» **SUPPLIED DATA**:
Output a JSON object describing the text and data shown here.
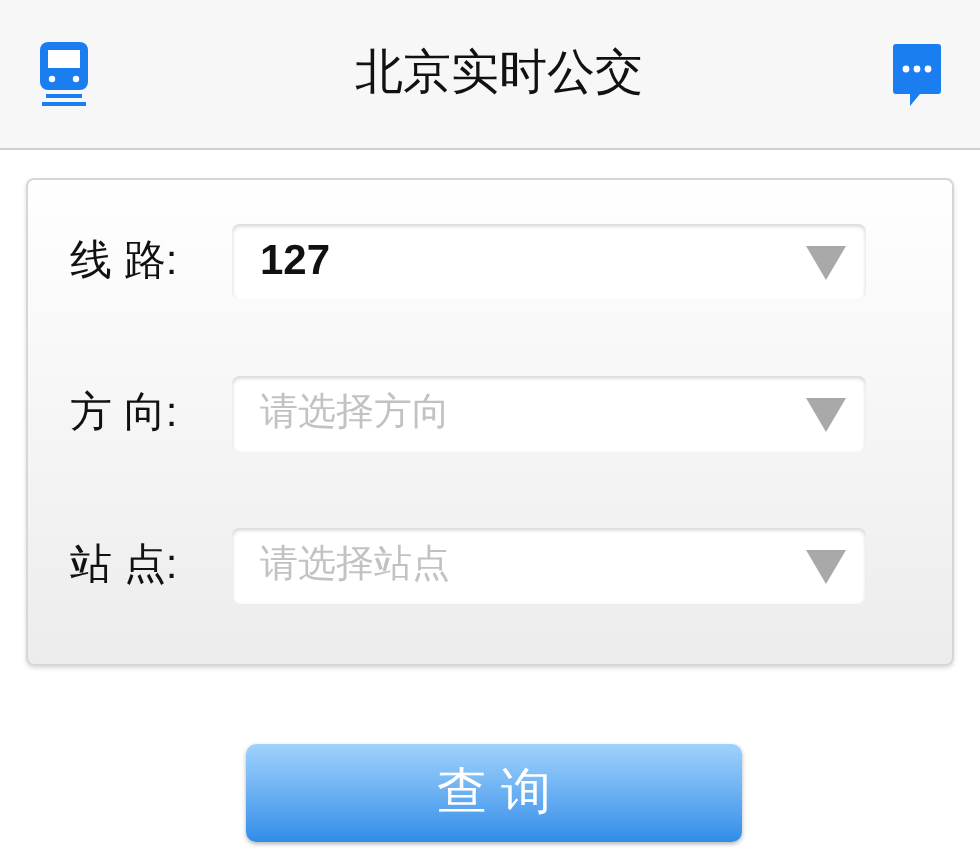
{
  "header": {
    "title": "北京实时公交"
  },
  "form": {
    "rows": [
      {
        "label": "线 路:",
        "value": "127"
      },
      {
        "label": "方 向:",
        "placeholder": "请选择方向"
      },
      {
        "label": "站 点:",
        "placeholder": "请选择站点"
      }
    ]
  },
  "query_button": {
    "label": "查 询"
  }
}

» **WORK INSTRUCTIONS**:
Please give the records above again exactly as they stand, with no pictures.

» **SOLUTION TO THIS TASK**:
Output a JSON object describing the text and data shown here.
{
  "header": {
    "title": "北京实时公交"
  },
  "form": {
    "rows": [
      {
        "label": "线 路:",
        "value": "127"
      },
      {
        "label": "方 向:",
        "placeholder": "请选择方向"
      },
      {
        "label": "站 点:",
        "placeholder": "请选择站点"
      }
    ]
  },
  "query_button": {
    "label": "查 询"
  }
}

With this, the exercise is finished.